Before my eyes, though it did not appear so at first, a grand design appears. The father gathers some threads in his hand, then nods, and the son moves the shuttle from one side to the other. A few more threads, another nod, and again the son responds by moving the shuttle. The process seems almost Sisyphus-like in its repetition, the silence broken only occasionally with a comment or by some visitor who interrupts to ask a question about the end design. The father smiles and tries in broken English to explain the picture he has in his mind, but compared to the magnificence of the final product, it is a mere lisp. I know that if I were to come back a few weeks later — in some instances a few months later — I would see the spools of thread almost empty and a six-yard-long sari, breathtaking in all of its splendor.
Throughout the process, the son has had a much easier task. Most likely he has often felt bored. Perhaps his back has ached or his legs have gone to sleep. Perhaps he has wished for some other calling in life — something he might find more stimulating or fulfilling. He has but one task, namely, to move the shuttle as directed by the father’s nod, hoping to learn to think like the father so that he can carry on the business at the appropriate time.
Yet the whole time, the design has remained in the mind of the father as he held the threads. In a few days, this sari will make its way to a shop in Delhi or Bombay or Calcutta. A lovely young lady with her mother will note the saris on display. This one will catch her eye and she will exclaim, “Bohut badiya [how grand]! Khupsurat [what a beautiful face]!” A sari with a beautiful face, because a grand weaver has purposefully designed it. Before long, it will be draped around her, beautifying the lovely bride.
Now if an ordinary weaver can take a collection of colored threads and create a garment to beautify the face, is it not possible that the Grand Weaver has a design in mind for you, a design that will adorn you as he uses your life to fashion you for his purpose, using all the threads within his reach?
One little stanza of an Isaac Watts’ hymn illustrates God’s majesty, expressed in the unique way he has made each one of us:
Our life contains a thousand springs,
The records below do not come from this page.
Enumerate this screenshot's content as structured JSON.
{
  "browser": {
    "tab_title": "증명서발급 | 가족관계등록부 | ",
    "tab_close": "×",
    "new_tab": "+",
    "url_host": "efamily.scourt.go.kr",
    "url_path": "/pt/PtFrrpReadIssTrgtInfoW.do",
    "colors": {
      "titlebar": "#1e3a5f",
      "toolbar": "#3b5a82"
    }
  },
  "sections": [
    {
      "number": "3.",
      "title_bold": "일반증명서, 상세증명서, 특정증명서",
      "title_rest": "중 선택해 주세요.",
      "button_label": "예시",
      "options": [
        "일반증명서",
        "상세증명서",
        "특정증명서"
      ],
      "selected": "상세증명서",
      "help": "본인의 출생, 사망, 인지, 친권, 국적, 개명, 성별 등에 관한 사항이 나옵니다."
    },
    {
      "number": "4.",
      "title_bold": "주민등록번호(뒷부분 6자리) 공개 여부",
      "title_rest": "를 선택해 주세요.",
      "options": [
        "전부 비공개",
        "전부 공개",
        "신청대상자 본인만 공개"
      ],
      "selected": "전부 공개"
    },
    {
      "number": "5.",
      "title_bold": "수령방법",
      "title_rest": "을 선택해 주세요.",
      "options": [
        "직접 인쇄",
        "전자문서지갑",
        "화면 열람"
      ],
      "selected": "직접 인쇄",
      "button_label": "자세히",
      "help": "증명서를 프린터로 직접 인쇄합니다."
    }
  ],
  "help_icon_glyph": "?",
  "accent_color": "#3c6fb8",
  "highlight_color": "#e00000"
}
and dies if one be gone;
strange that a harp of a thousand strings
should keep in tune so long!3
Once you begin to see God’s hand in your life, you will know that his workmanship within you and through you was tailor-made, just for you. His design for your life pulls together every thread of your existence into a magnificent work of art. Every thread matters and has a specific purpose. I pray that as you read these pages, you will see those threads come together and know that God is indeed the Grand Weaver of your life.
RAVI K. ZACHARIAS